Here's how it went down:
My favorite part of the Invsible Boyfriend was the ability to create how John and I met. (Like any diehard romantic, dreaming of meet-cutes is basically my part-time job.) It's a sweet story, really: John was my friend’s boyfriend’s co-worker. We met at a beer hall, he was smitten and asked my friend for my number. We lived a mere three blocks from one another. It was fate.
Another pro of having an invisible boyfriend was that John answered my texts promptly. I texted him real things I imagined myself saying in a relationship — from walking my dog to asking about what we're doing for dinner. Fun fact: nothing's off-limits with your boyfriend, according to the company website. However, how your boyfriend responds is normally, PG-13, which was a tad disappointing.
Here's a few snippets of our conversations:
I didn't wait longer than 30 minutes for any response, even late at night. (But alas, he wouldn't take the bait to sext with me — I tried twice!)
It was fun have an auto-bot boyfriend at my beck-and-call and since I knew he wasn't real, I pushed my limits with him. I got mad at him when he didn't remember my favorite wine or when he didn't have anything planned for Valentine's Day. (What kind of boyfriend is he?)
A creepy part of Invisible Boyfriend occurs in the sign-up phase, when you're asked to select a photo of said boyfriend. Apparently, the site solicits real, human men to submit selfies of themselves so women can shows photo of their "boyfriend" if anyone asks. I was given a bunch of choices: dude with a ballcap with glasses and a beard, Brooklyn-ish man with long hair, Justin Bieber look-alike, cutie prepster with sunglasses riding on a boat, etc. It's a weird realization that the photo of your fake-boyfriend is actually a real-life person living his real-life somewhere.

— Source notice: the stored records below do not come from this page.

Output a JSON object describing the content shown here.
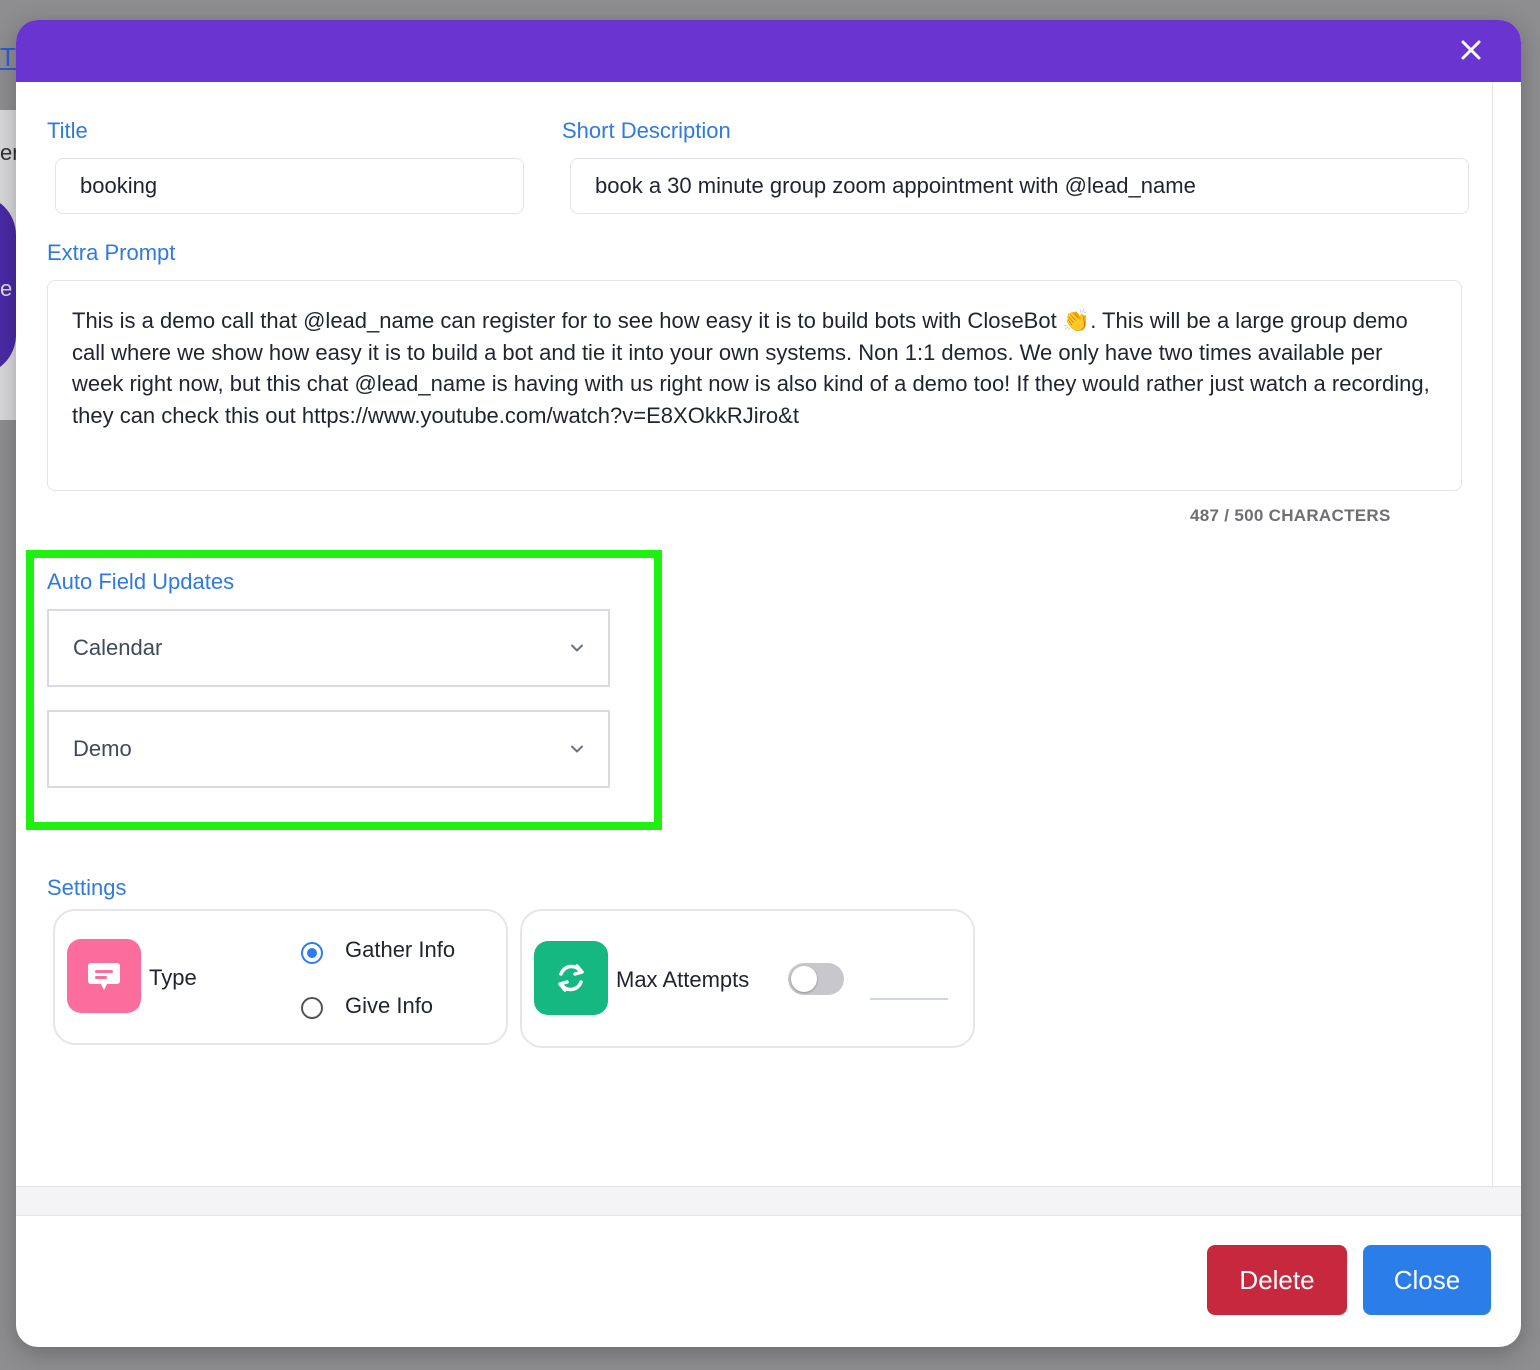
{
  "background": {
    "link_fragment": "T",
    "text_fragment_1": "er",
    "text_fragment_2": "e"
  },
  "modal": {
    "close_icon": "close-icon",
    "title_label": "Title",
    "title_value": "booking",
    "short_description_label": "Short Description",
    "short_description_value": "book a 30 minute group zoom appointment with @lead_name",
    "extra_prompt_label": "Extra Prompt",
    "extra_prompt_value": "This is a demo call that @lead_name can register for to see how easy it is to build bots with CloseBot 👏. This will be a large group demo call where we show how easy it is to build a bot and tie it into your own systems. Non 1:1 demos.  We only have two times available per week right now, but this chat @lead_name is having with us right now is also kind of a demo too!  If they would rather just watch a recording, they can check this out https://www.youtube.com/watch?v=E8XOkkRJiro&t",
    "char_count": "487 / 500 CHARACTERS",
    "auto_field_updates_label": "Auto Field Updates",
    "select_1_value": "Calendar",
    "select_2_value": "Demo",
    "settings_label": "Settings",
    "type_card": {
      "label": "Type",
      "options": [
        "Gather Info",
        "Give Info"
      ],
      "selected": "Gather Info"
    },
    "attempts_card": {
      "label": "Max Attempts",
      "toggle_on": false
    },
    "delete_button": "Delete",
    "close_button": "Close"
  },
  "colors": {
    "header": "#6a34d1",
    "label": "#2f7ae0",
    "highlight": "#1ef00f",
    "delete": "#c8283d",
    "close": "#2b7de9",
    "type_icon_bg": "#fb6d9d",
    "attempts_icon_bg": "#16b882"
  }
}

Also, it was odd texting a total stranger and wondering who the real person behind those texts. A 50-year dad of two? A 21-year-old female straight out college? *Shivers* I started to wonder why any normal, love-searching woman would pay for this service. (The website claims the purpose is to ward off inquisitive mothers who want you to get married and fend off creepy guys you're not interested in.) But I worry the service could also ... screw with your head. Think Joaquin Phoenix in Her.
You make plans (that won't come to fruition), talk about sexy nights (that never happened), and tell him you love him and (he'll lie and say he loves you, too.) Honestly, it's enough to make a single lady go crazy, snowed in at home with unshaven legs and desperately longing for validation, even if only through an iPhone alert. (Hey, at least you can set it to vibrate?)
WHAT I LEARNED
Personally, I wouldn't use this service but I can see how it would be beneficial for women who want to keep overly-aggressive men at bay. (Though the feminist in me says: You really need an app to do that for you?) For all the single gals out there, I'd say forget the app and invest in dating more because there's no replacement for the real thing, no matter how lonely you feel or how much your family won't get off your case. Trust the process instead of an intimate iPhone connection.
As for John and I? Well, we haven't officially broken things off, but since I've reached my max 100 text messages, I'm not sure I want to pay $10 to break up with him. Sorry, babe.
Lindsay Tigar is a 26-year-old single writer, editor, and blogger living in New York City. She started her popular dating blog, Confessions of a Love Addict, after one too many terrible dates with tall, emotionally unavailable men (her personal weakness) and is now developing a book about it, represented by the James Fitzgerald Agency.
Full disclosure: I received the free press membership for Invisible Boyfriend.